High School Athletes Also Take Longer Than College Athletes to Recover, Researchers Find
WebMD News Archive
Concussions in High School, College Athletes: Perspective
The new research confirms earlier findings and adds to growing research about gender differences, says Gillian Hotz, PhD, director of the concussion program and professor of neurological surgery at the University of Miami Miller School of Medicine.
She reviewed the findings for WebMD.
Educating parents, coaches, and youth is key, she says. A crucial message? "If you get a headache [after a hit], pull yourself out," she tells young athletes.
Too often, she says, kids, encouraged by parents and coaches, will play through the pain. "I get parents in my clinic who say, 'They have to play, they have to play,' and they are still recovering from a concussion," Hotz says.
Parents can be on the lookout for symptoms in their young athletes, Covassin says. Symptoms may come on later, not right after the hit, she says.
As for young athletes, "they need to understand that they need to tell someone [about the hit]." Boys are more likely to play through than are girls, she says.
About 35 states, the District of Columbia, and the city of Chicago have passed youth concussion laws, according to a tally by the National Football League, which supports the effort.
The laws require:
- Young athletes, parents, and guardians to sign an information form about concussions.
- Removal of young athletes from play or practice if a concussion is suspected.

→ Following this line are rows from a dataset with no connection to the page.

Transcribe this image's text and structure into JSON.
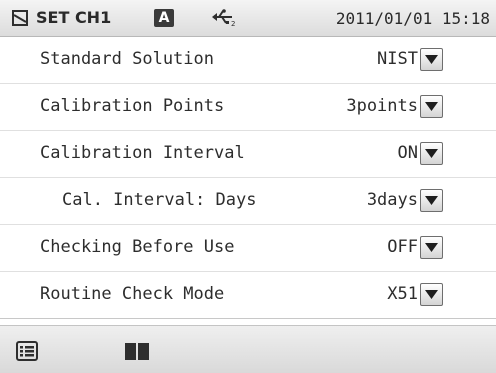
{
  "header": {
    "title": "SET CH1",
    "mode_badge": "A",
    "datetime": "2011/01/01 15:18",
    "icons": [
      "settings-box-icon",
      "usb-icon"
    ]
  },
  "settings": [
    {
      "label": "Standard Solution",
      "value": "NIST"
    },
    {
      "label": "Calibration Points",
      "value": "3points"
    },
    {
      "label": "Calibration Interval",
      "value": "ON"
    },
    {
      "label": "Cal. Interval: Days",
      "value": "3days"
    },
    {
      "label": "Checking Before Use",
      "value": "OFF"
    },
    {
      "label": "Routine Check Mode",
      "value": "X51"
    }
  ],
  "footer": {
    "icons": [
      "list-icon",
      "book-icon"
    ]
  },
  "colors": {
    "header_bg": "#dcdcdc",
    "text": "#2d2d2d",
    "icon_dark": "#3a3a3a"
  }
}
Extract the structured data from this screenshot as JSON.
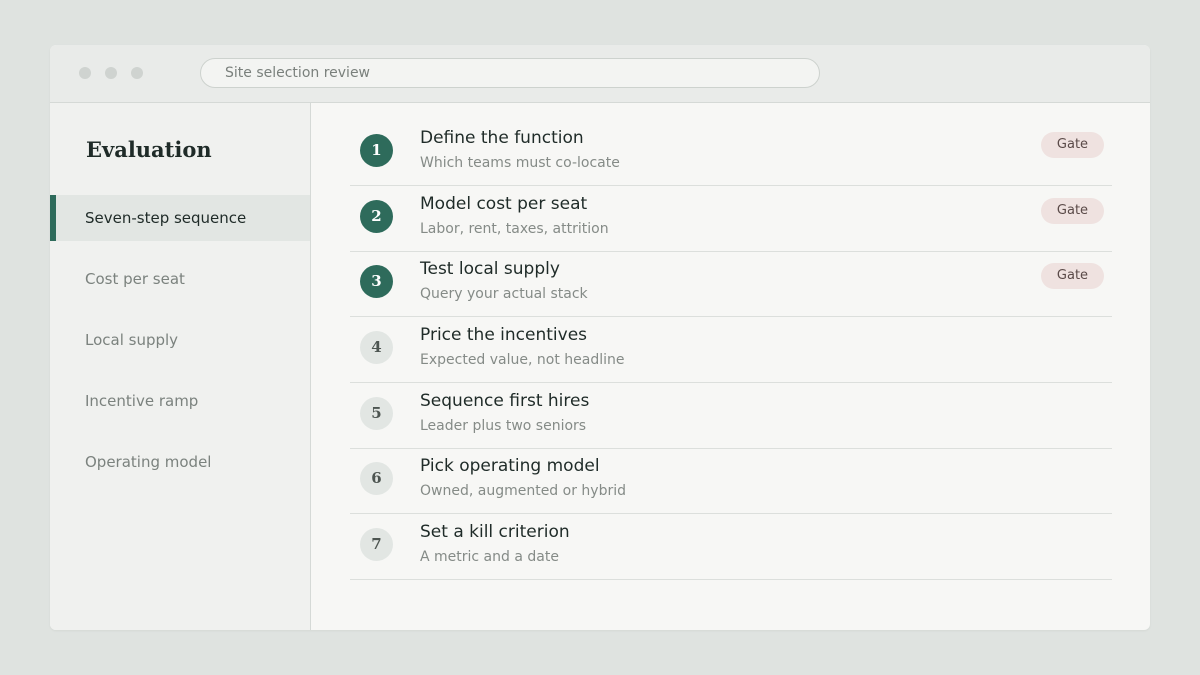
{
  "window": {
    "address": "Site selection review"
  },
  "sidebar": {
    "title": "Evaluation",
    "items": [
      {
        "label": "Seven-step sequence",
        "active": true
      },
      {
        "label": "Cost per seat",
        "active": false
      },
      {
        "label": "Local supply",
        "active": false
      },
      {
        "label": "Incentive ramp",
        "active": false
      },
      {
        "label": "Operating model",
        "active": false
      }
    ]
  },
  "steps": [
    {
      "number": "1",
      "title": "Define the function",
      "subtitle": "Which teams must co-locate",
      "badge": "Gate"
    },
    {
      "number": "2",
      "title": "Model cost per seat",
      "subtitle": "Labor, rent, taxes, attrition",
      "badge": "Gate"
    },
    {
      "number": "3",
      "title": "Test local supply",
      "subtitle": "Query your actual stack",
      "badge": "Gate"
    },
    {
      "number": "4",
      "title": "Price the incentives",
      "subtitle": "Expected value, not headline",
      "badge": ""
    },
    {
      "number": "5",
      "title": "Sequence first hires",
      "subtitle": "Leader plus two seniors",
      "badge": ""
    },
    {
      "number": "6",
      "title": "Pick operating model",
      "subtitle": "Owned, augmented or hybrid",
      "badge": ""
    },
    {
      "number": "7",
      "title": "Set a kill criterion",
      "subtitle": "A metric and a date",
      "badge": ""
    }
  ],
  "colors": {
    "accent": "#2e6b5b",
    "badge_bg": "#efe2e0",
    "background": "#dfe3e0"
  }
}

- Clearance from a health care professional trained in concussions before an athlete can resume play or practice.